It is not possible to over-estimate the role and influence of Eli Levita upon the study of the Hebrew language in the Reformation. It is also very clear that his grammatical works highlighted the works of Moses and David Kimhi, both in his earliest days and at the end of his life.

I would like to focus on another aspect at this time: his steadfastness in his Jewish faith. Amram reminds us that it was very common for those involved in the printing of Hebrew and Christian books to change faith: Christians often turned to Judaism and Jews were often baptized and became Christians. 72

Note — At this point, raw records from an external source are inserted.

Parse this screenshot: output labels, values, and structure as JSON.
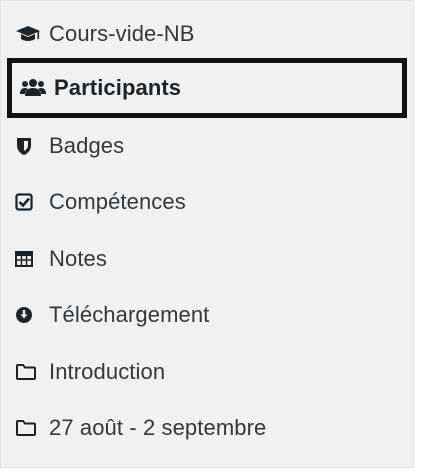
{
  "nav": {
    "items": [
      {
        "label": "Cours-vide-NB",
        "icon": "graduation-cap-icon"
      },
      {
        "label": "Participants",
        "icon": "users-icon",
        "active": true
      },
      {
        "label": "Badges",
        "icon": "shield-icon"
      },
      {
        "label": "Compétences",
        "icon": "checkbox-icon"
      },
      {
        "label": "Notes",
        "icon": "table-icon"
      },
      {
        "label": "Téléchargement",
        "icon": "download-circle-icon"
      },
      {
        "label": "Introduction",
        "icon": "folder-icon"
      },
      {
        "label": "27 août - 2 septembre",
        "icon": "folder-icon"
      }
    ]
  },
  "colors": {
    "panel_bg": "#f1f1f1",
    "text": "#33383c",
    "active_border": "#121212"
  }
}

For example the first Rabbinic Bible (1517) was edited by a baptized Jew, Felix Pratensis. The second Rabbinic Bible (1524-25) was edited by Jacob ben Hayyim ibn Adonijah, also late in life, converted to Christianity. It is possible, although not certain that Cornelius Adelkind, with whom Levita edited many works in Venice, converted to Christianity. With the increasingly harsh laws against Jews working in the printing field there were distinct advantages for Jews to become Christians.

It is certain that two of Levita's grandsons became Christians. One of then, baptized as Vittorio Eliano, became an ecclesiastical censor of Hebrew books. 73

Eli Levita, on the other hand, who worked closely with Christians, to mutual advantage, and in some cases lived with them, remained an observant Jew. Consider his close working relationships with Christians: living with Cardinal Viterbo, his collaboration with Daniel Bomberg, having Bishop George de Selve as Patron of his works, and his fraternal relationship with Paul Fagius. He maintained these relationships amid frequent and public criticisms from his fellow Jews. His relationship with Sebastian Münster is not so neatly summarized, as an upcoming chapter devoted to Münster will attest.

Levita was the beneficiary of an enormous gift of God's Grace, which in turn, he translated into personal graciousness, even in the most adverse of circumstances. I will cherish the memory of Eli Levita: his courage, his wisdom, his faithfulness to Judaism, his love of family, his persistence against all odds, and ultimately his faith in God to help him complete his calling.
 
 

Updated: September 8, 2003

Questions or comments E-Mail: gordonlaird@canada.com

"The Kimhis and the Reformers"
Introductory Remarks
I.    The Kimhi Family - the emergence of their writings in the Reformation
II.   Transmission of the writings of the Kimhis in the Middle Ages
III.    Martin Luther's Use of Hebrew
IV Eli Levita - Interpreter of Kimhi Grammars
Reference Notes
KIMHI SOURCE DOCUMENTS
R. David Kimhi's Sefer Miklol R. Moses Kimhi's Mahalak Shebile De-daat
HEBREW GRAMMARS OF THE REFORMATION
GRAMMARS 1475-1528 Pellican's de modo legendi et intelligendi 1504 Reuchlin's de rudimentis hebraicis 1506
KIMHI WRITINGS PRINTED 1469-1545
Grammars - 1469-1545 Commentaries - 1477-1531 Psalms 1477-1517 1st Rabbinic 1517 Special Page

© copyrighted August 15, 1999, Gordon Laird